​Near-Earth Space
The new terminal of the Leonov Airport in Kemerovo was built in record-breaking time, despite the pandemic. It became one of the important factors for the rapid development of the city, visually reflecting its dedication to the first spacewalk, both in the interiors and on the facades. Its main features are the “starry sky” effect and overall openness.
​The Spiral Approach
The school building in the city of Nur-Sultan, designed by Vera Budko and Anton Nadtochiy from beginning to end – from concept to working documentation – became the embodiment of the architects’ method for creating a modern educational environment, which the ATRIUM architects have been developing for years. Its fundamentals include creating an inspiring environment that motivates you to create. This is why the new school received a shape of an ornamental golden spiral that symbolizes ascension to knowledge; on the inside, the building is a compound and multifunctional “city within a city” with multilevel atriums, amphitheaters, and varying routes.
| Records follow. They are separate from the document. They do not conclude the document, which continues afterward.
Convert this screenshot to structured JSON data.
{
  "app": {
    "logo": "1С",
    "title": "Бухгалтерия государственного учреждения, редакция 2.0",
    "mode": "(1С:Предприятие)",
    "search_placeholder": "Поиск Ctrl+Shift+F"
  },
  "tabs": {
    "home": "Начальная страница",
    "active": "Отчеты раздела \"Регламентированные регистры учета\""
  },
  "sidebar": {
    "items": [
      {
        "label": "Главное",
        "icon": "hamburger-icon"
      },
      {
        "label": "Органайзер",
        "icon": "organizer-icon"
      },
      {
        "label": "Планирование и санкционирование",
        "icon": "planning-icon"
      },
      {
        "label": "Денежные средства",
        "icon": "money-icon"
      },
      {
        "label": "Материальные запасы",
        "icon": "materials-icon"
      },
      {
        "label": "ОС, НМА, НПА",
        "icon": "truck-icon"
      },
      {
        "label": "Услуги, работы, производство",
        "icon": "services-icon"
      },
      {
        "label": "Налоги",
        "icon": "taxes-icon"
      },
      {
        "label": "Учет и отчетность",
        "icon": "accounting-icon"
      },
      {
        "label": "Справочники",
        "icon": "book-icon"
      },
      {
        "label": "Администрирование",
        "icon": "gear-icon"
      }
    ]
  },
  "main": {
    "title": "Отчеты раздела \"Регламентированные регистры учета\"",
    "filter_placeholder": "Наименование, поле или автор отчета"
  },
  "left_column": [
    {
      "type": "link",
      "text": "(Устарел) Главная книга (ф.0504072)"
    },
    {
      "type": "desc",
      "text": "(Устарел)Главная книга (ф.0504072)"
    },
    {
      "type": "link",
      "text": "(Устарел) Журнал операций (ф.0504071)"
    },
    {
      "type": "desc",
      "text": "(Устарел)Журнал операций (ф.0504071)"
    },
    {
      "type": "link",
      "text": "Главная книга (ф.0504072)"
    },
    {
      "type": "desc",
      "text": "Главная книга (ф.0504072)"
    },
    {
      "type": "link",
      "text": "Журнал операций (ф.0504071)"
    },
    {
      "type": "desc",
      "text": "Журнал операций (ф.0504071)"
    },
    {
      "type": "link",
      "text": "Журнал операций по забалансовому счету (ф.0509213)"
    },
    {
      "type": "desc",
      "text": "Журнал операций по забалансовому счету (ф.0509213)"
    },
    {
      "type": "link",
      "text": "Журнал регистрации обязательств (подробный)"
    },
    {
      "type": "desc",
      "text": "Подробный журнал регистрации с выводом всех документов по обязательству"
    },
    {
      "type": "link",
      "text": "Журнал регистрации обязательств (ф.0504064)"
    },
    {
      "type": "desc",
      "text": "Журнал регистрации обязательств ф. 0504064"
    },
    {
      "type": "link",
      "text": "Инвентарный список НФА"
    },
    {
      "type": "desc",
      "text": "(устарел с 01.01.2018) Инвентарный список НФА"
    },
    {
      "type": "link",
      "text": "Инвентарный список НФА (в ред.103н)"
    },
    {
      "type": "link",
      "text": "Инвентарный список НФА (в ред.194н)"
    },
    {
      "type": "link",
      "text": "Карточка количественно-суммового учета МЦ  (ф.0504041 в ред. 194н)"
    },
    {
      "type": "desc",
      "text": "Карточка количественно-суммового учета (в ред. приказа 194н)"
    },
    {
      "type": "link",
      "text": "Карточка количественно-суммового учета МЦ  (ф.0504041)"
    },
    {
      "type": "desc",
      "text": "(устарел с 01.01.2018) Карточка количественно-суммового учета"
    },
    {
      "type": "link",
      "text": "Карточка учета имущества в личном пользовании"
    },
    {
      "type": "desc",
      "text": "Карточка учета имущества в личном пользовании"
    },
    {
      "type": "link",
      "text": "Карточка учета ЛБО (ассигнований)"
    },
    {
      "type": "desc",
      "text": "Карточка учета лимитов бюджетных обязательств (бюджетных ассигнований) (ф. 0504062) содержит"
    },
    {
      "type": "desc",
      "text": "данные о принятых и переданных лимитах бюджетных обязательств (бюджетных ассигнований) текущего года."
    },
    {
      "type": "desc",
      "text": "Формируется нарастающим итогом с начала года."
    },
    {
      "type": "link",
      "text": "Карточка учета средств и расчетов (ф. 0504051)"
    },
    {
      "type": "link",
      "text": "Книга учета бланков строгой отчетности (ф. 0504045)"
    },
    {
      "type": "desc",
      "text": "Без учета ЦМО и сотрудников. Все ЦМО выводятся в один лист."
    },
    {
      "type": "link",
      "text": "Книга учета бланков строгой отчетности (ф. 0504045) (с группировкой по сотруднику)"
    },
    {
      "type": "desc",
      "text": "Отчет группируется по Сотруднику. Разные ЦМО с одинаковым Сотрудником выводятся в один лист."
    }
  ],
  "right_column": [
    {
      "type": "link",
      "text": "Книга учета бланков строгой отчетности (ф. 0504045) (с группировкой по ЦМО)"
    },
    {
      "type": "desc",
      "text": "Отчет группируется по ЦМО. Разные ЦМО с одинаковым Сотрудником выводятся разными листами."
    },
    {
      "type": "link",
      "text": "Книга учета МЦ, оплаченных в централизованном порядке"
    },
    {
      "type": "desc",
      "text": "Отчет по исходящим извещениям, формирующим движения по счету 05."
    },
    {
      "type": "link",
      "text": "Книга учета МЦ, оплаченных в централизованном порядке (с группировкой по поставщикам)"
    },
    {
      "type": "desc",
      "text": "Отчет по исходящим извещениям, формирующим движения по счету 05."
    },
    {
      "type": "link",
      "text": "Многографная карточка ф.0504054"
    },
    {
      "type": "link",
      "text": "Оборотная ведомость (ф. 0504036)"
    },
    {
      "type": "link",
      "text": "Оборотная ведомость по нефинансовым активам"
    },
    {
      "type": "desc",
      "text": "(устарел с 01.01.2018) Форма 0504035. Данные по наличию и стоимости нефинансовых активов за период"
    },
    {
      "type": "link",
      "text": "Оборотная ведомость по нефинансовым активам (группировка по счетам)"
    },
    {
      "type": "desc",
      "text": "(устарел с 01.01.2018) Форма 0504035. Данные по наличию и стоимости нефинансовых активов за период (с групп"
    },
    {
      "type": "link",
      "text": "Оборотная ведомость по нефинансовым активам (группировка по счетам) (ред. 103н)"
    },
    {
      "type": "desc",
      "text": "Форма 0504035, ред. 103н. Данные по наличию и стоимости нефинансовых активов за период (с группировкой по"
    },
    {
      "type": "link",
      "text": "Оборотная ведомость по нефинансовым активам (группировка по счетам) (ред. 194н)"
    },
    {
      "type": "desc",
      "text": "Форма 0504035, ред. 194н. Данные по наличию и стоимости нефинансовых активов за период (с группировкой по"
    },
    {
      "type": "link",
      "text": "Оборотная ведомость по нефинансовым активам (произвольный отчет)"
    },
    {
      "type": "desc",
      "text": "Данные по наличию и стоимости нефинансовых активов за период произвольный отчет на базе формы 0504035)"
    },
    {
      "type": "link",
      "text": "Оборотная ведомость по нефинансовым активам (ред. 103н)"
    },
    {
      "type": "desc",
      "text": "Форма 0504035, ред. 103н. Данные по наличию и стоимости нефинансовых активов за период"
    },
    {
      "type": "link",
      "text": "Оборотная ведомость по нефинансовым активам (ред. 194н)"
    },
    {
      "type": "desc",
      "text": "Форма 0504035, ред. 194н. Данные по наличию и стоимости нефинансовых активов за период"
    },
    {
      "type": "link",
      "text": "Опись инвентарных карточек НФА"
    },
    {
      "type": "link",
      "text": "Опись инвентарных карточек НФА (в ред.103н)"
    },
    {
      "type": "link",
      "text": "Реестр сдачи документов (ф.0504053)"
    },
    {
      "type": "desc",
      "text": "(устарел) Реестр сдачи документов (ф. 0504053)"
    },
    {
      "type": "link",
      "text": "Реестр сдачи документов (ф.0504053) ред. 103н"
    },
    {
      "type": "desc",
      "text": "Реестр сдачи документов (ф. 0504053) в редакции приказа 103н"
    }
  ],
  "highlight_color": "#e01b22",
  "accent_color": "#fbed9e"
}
​The Ecological Bend
A story about how plans for laying a road on the border of a park turned into plans for saving the ecosystem and improving the walking trails.
​Kasimir from Kemerovo
The project of the branch of the Russian Museum for the Siberian Art Cluster is based on the ideas of Suprematism: basic shapes, and dynamism of color and form.
​Stream and Lines
Stepan Liphart’s projects of Art Deco villas demonstrate technical symbolism in combination with a subtle reference to the 1930s. One of the projects is a “paper” one; the others are designed for real customers: a top manager, an art collector, and a developer.
On the Bank of a Very Quiet River
The project of landscaping the territory of the residential complex NOW in Moscow’s Nagatinskaya Valley goes beyond the limits of its task and looks more like a modern park: with viewing platforms, an embankment, spaces different in their moods, and thought-out scenarios for visitors aged between 0 and 80.